9. Acceptance – The ninth stage of racism is Acceptance. This is the phase I am waiting for America to reach. There is no more denying that racism is real. There is no more denying that racism is embedded in just about every system in America. There is no more denying that America elected a racist into the highest office in the land. The evidence is clear. This nation was built on racism, and this nation continues to feed off the undying fruit of racism. It is time for America to stop dealing with the fruit and deal with the root. Now it is time to accept this painful reality. You cannot deny or rationalize it away. It simply is. Facing this truth and owning this truth is difficult for many, but until you are able to get to this phase, change will not take place. Dealing with racism means accepting that racism exists. It means accepting that yes, your father was a racist. It means acknowledging that your family wealth was gained due to slavery. It means you are in your position not because you were better qualified but because the other applicant was Black and the hiring manager didn’t like Black people. It means acknowledging some ugly and hidden truths about yourself that are difficult to admit. But only through admitting and accepting them can you begin to change.
10. Action – The final stage of facing racism is Action. I like to call this phase, “So Now What?” Now that you have admitted that racism is real, now what? What do you do with this reality? Now isn’t the time to sit and do nothing. Do something! Stand up. Speak out. Advocate for others. Donate your time. Give resources. Attend a local meeting that focuses on race relations. Read. Educate yourself. Equip yourself to speak to those that are where you once were when it comes to facing racism. Get comfortable being uncomfortable. Check yourself. Understand that people are in different phases of facing racism. Listen. Don’t assume because you now understand that racism is, in fact, real, that you are the spokesperson for race relations. Some people have been in this fight for justice for a long time. Listen to them and learn from them.

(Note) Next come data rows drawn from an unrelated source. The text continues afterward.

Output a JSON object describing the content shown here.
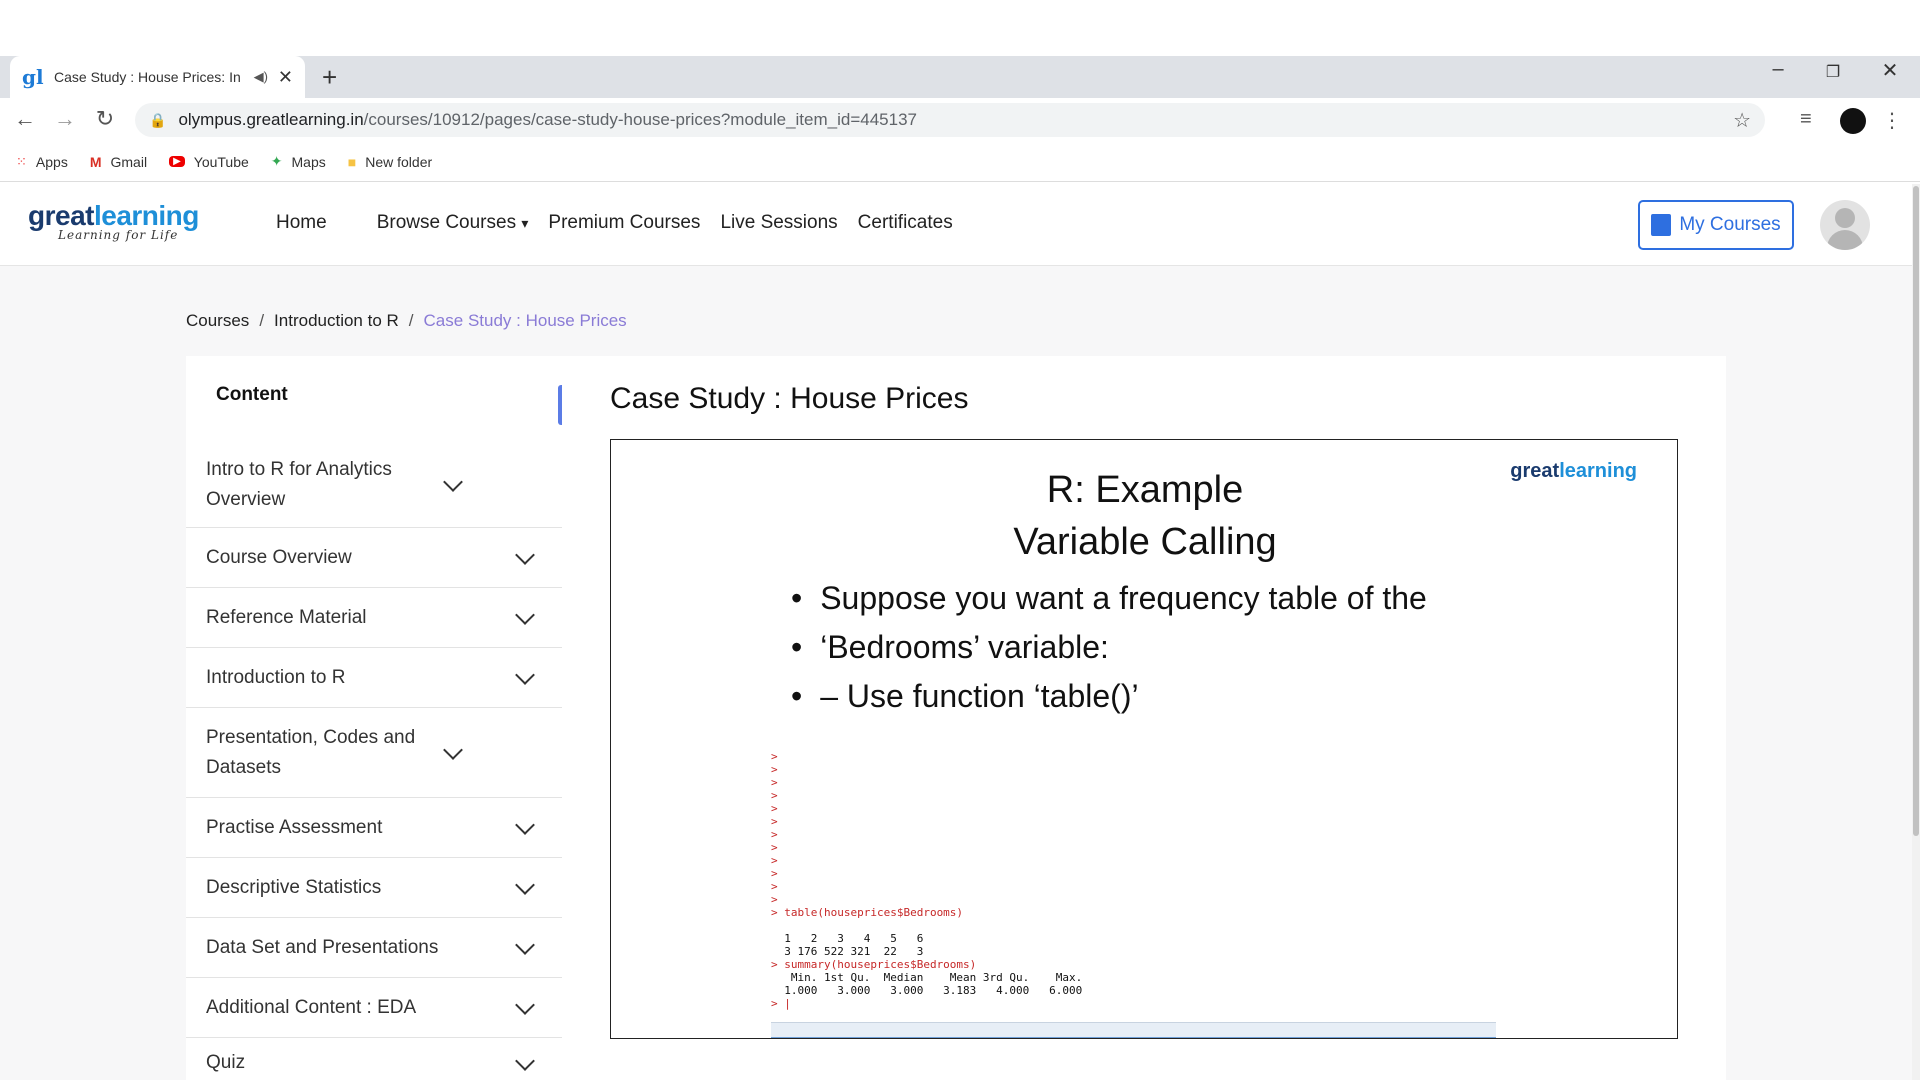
{
  "browser": {
    "tab_title": "Case Study : House Prices: In",
    "url_host": "olympus.greatlearning.in",
    "url_path": "/courses/10912/pages/case-study-house-prices?module_item_id=445137",
    "bookmarks": [
      {
        "label": "Apps",
        "icon": "apps-grid-icon"
      },
      {
        "label": "Gmail",
        "icon": "gmail-icon"
      },
      {
        "label": "YouTube",
        "icon": "youtube-icon"
      },
      {
        "label": "Maps",
        "icon": "maps-icon"
      },
      {
        "label": "New folder",
        "icon": "folder-icon"
      }
    ]
  },
  "site": {
    "logo_main_a": "great",
    "logo_main_b": "learning",
    "logo_tagline": "Learning for Life",
    "nav": [
      "Home",
      "Browse Courses",
      "Premium Courses",
      "Live Sessions",
      "Certificates"
    ],
    "my_courses": "My Courses"
  },
  "breadcrumb": {
    "items": [
      "Courses",
      "Introduction to R"
    ],
    "current": "Case Study : House Prices"
  },
  "sidebar": {
    "heading": "Content",
    "sections": [
      "Intro to R for Analytics Overview",
      "Course Overview",
      "Reference Material",
      "Introduction to R",
      "Presentation, Codes and Datasets",
      "Practise Assessment",
      "Descriptive Statistics",
      "Data Set and Presentations",
      "Additional Content : EDA",
      "Quiz"
    ]
  },
  "main": {
    "title": "Case Study : House Prices",
    "slide": {
      "brand_a": "great",
      "brand_b": "learning",
      "title_line1": "R: Example",
      "title_line2": "Variable Calling",
      "bullets": [
        "Suppose you want a frequency table of the",
        "‘Bedrooms’ variable:",
        "– Use function ‘table()’"
      ],
      "console": {
        "cmd1": "> table(houseprices$Bedrooms)",
        "tbl_head": "  1   2   3   4   5   6",
        "tbl_vals": "  3 176 522 321  22   3",
        "cmd2": "> summary(houseprices$Bedrooms)",
        "sum_head": "   Min. 1st Qu.  Median    Mean 3rd Qu.    Max.",
        "sum_vals": "  1.000   3.000   3.000   3.183   4.000   6.000"
      }
    }
  }
}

Understanding these 10 stages of racism have helped me maintain my composure when I speak to people about racism. (Most times. I’m not perfect.) I used to get so upset when people would deflect or lash out in anger. Now I understand there are stages they must go through in order to get to accepting and facing racism. My job as a writer is to continue to hold up the mirror until they see themselves, face themselves, and are ready to accept the truth.